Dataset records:
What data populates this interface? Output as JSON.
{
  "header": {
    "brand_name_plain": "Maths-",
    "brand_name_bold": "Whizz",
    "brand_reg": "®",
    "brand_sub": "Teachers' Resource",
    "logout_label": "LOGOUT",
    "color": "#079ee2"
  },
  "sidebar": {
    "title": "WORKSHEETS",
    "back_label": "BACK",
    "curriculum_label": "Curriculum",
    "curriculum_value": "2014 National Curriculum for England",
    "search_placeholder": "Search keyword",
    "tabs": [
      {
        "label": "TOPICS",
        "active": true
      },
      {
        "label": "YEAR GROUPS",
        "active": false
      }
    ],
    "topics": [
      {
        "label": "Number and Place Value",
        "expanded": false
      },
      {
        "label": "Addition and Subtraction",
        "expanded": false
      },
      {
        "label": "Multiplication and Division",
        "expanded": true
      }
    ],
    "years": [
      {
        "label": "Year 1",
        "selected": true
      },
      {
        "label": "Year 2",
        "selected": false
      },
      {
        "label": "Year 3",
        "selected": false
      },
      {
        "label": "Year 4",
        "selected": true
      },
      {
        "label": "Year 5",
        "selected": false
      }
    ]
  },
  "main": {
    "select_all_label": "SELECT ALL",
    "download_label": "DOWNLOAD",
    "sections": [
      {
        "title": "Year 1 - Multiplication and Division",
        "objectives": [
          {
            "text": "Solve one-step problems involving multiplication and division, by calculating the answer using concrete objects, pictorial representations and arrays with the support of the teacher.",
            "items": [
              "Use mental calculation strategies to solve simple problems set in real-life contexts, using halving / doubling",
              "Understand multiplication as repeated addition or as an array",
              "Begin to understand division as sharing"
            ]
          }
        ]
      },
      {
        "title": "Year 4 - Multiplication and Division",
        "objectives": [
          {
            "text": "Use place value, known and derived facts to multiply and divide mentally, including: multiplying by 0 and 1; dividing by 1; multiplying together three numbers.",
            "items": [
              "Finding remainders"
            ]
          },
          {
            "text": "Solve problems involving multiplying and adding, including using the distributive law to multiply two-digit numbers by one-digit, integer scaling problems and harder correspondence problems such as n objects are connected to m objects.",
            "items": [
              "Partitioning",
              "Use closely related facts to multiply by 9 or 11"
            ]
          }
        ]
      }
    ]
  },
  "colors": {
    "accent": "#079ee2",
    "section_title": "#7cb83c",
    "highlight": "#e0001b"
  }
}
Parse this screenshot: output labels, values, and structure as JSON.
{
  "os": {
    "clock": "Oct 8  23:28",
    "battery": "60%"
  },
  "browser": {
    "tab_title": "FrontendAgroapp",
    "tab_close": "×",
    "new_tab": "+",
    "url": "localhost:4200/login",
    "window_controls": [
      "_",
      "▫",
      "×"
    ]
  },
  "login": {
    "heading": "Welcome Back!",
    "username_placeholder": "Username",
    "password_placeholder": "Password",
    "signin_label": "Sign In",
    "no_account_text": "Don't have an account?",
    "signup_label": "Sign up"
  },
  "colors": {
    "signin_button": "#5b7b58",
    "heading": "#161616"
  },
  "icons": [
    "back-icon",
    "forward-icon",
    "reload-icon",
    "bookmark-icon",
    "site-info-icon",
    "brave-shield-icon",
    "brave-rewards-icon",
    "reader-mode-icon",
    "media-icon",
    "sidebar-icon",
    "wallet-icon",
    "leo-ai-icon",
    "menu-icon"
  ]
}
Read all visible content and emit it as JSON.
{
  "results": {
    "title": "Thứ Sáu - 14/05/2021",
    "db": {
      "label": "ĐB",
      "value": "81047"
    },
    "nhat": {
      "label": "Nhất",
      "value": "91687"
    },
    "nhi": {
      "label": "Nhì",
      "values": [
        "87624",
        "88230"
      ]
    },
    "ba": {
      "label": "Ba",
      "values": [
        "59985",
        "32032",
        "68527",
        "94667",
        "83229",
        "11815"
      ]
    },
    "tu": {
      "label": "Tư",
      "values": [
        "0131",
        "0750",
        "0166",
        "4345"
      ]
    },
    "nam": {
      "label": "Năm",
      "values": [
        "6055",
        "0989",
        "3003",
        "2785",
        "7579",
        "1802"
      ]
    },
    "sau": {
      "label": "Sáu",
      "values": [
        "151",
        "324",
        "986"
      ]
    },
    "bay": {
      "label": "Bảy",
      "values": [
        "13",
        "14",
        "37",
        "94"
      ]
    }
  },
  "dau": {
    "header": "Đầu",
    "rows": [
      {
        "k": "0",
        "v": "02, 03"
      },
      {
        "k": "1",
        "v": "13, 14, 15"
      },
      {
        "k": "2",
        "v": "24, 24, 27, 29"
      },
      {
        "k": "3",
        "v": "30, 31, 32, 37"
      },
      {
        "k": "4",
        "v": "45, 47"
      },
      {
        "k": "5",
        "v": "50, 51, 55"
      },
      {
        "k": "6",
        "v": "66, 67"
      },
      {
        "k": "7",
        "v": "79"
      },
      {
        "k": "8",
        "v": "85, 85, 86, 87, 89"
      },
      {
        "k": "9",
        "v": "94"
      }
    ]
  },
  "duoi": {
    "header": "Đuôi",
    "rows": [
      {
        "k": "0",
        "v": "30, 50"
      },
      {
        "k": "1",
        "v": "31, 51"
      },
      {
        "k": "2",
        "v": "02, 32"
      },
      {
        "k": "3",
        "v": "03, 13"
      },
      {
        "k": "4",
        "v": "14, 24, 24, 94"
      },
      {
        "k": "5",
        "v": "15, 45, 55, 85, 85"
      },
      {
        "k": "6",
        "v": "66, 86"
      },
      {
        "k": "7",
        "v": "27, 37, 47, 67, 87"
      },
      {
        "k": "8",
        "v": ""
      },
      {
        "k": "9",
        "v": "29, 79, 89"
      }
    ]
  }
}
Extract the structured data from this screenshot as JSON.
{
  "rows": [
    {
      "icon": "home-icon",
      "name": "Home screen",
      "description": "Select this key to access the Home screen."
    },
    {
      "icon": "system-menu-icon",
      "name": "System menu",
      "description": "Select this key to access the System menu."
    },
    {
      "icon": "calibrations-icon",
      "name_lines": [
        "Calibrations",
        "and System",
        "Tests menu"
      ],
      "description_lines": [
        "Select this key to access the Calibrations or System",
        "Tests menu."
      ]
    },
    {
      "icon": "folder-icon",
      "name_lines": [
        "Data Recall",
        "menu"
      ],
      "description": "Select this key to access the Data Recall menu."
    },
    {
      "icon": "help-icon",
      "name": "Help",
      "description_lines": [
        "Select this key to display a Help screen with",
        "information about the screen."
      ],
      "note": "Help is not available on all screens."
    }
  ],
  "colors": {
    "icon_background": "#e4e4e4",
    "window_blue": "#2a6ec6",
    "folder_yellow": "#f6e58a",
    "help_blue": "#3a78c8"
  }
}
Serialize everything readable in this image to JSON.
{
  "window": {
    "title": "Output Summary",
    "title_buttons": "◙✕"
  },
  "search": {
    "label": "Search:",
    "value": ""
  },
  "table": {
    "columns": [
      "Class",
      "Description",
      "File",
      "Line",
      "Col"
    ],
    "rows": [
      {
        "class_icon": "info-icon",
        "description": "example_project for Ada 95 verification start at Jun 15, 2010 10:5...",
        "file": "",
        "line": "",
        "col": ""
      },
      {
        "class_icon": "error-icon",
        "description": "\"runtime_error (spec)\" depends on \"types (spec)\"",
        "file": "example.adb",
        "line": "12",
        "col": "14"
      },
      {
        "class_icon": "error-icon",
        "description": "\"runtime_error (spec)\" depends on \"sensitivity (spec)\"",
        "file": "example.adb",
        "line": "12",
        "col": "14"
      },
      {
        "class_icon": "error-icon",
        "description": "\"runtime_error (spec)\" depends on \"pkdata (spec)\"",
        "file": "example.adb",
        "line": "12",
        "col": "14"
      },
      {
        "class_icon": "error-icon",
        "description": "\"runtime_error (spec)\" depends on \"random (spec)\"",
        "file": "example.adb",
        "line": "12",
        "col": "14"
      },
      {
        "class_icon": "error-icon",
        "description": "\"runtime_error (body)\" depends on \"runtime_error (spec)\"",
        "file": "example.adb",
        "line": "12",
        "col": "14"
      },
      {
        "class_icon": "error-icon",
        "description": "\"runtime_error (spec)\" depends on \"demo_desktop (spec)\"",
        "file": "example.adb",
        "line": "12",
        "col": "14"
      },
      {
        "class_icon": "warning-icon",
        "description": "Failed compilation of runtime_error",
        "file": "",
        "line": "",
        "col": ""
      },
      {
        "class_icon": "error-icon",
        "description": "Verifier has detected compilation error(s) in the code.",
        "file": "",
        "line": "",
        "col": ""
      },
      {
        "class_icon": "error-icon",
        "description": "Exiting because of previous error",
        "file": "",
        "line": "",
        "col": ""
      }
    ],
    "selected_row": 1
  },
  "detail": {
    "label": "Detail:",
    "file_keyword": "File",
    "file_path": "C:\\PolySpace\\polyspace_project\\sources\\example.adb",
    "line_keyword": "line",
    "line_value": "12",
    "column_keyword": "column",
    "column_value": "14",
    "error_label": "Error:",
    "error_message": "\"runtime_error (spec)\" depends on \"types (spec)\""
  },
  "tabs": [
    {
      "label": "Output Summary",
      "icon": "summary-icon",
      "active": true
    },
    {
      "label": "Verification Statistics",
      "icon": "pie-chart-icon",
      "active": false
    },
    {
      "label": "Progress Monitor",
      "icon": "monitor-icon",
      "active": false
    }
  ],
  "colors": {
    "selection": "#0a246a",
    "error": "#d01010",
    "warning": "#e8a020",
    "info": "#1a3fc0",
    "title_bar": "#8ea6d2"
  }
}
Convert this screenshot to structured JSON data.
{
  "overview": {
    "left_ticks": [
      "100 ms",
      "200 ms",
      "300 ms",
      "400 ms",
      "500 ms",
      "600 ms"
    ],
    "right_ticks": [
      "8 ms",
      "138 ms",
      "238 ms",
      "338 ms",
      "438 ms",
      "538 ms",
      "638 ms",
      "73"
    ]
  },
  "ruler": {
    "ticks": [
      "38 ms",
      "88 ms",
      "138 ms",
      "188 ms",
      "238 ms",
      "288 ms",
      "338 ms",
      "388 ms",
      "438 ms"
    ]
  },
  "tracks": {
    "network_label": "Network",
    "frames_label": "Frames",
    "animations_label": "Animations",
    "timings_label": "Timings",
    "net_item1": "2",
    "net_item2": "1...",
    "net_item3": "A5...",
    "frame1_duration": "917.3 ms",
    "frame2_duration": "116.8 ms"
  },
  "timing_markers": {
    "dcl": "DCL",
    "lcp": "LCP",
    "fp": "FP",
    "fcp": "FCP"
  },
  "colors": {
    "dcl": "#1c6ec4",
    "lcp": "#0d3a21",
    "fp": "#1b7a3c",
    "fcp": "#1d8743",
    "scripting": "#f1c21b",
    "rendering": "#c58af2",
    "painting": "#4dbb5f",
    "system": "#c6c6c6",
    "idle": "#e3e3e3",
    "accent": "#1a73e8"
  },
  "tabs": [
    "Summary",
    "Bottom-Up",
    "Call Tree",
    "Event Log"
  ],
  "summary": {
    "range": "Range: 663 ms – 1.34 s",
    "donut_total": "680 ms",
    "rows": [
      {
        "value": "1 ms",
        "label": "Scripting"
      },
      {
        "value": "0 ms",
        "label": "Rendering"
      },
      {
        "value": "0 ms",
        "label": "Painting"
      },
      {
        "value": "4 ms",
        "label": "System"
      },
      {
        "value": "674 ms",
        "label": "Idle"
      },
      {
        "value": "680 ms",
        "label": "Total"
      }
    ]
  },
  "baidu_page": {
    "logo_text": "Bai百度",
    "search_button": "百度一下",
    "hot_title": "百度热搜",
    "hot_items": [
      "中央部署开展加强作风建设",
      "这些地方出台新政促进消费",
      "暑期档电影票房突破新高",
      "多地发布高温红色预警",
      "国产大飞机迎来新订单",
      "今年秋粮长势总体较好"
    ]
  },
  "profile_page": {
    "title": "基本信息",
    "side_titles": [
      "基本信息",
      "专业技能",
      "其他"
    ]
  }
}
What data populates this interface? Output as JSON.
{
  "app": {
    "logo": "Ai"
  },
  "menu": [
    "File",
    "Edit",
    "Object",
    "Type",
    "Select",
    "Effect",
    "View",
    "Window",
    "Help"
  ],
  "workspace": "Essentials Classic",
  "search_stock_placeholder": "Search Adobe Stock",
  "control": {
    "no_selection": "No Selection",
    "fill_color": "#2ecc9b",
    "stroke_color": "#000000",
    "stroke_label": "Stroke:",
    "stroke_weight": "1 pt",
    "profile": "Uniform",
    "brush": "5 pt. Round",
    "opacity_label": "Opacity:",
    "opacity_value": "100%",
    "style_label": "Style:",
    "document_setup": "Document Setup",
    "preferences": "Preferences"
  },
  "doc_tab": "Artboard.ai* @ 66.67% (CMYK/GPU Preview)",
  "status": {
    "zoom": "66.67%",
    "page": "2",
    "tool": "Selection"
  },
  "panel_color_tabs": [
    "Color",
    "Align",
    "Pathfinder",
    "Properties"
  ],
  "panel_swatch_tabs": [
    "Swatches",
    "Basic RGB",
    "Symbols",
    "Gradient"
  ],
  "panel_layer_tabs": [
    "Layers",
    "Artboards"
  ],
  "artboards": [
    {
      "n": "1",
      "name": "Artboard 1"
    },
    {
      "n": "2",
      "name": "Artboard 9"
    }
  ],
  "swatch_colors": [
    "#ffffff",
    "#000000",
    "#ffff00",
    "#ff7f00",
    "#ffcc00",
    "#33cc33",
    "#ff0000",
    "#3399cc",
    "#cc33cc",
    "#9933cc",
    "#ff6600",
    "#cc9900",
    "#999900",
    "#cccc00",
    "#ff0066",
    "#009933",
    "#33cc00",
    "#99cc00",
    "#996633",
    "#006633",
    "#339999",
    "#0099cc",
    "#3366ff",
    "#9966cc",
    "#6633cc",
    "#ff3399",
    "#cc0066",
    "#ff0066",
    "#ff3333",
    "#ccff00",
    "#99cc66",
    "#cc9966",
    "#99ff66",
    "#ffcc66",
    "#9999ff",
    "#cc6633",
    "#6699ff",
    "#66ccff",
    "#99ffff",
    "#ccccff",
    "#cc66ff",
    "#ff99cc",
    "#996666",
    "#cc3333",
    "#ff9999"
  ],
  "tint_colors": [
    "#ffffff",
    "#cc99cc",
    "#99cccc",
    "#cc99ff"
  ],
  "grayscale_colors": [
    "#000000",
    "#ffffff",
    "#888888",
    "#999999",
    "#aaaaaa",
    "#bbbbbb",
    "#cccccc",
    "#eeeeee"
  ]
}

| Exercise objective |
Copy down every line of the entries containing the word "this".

| Expected answer |
What data populates this interface? Output as JSON.
Parse this screenshot: output labels, values, and structure as JSON.
Extract the structured data from this screenshot as JSON.
      "description": "Select this key to access the Home screen."
      "description": "Select this key to access the System menu."
        "Select this key to access the Calibrations or System",
      "description": "Select this key to access the Data Recall menu."
        "Select this key to display a Help screen with",
Serialize everything readable in this image to JSON.
Convert this screenshot to structured JSON data.
What data populates this interface? Output as JSON.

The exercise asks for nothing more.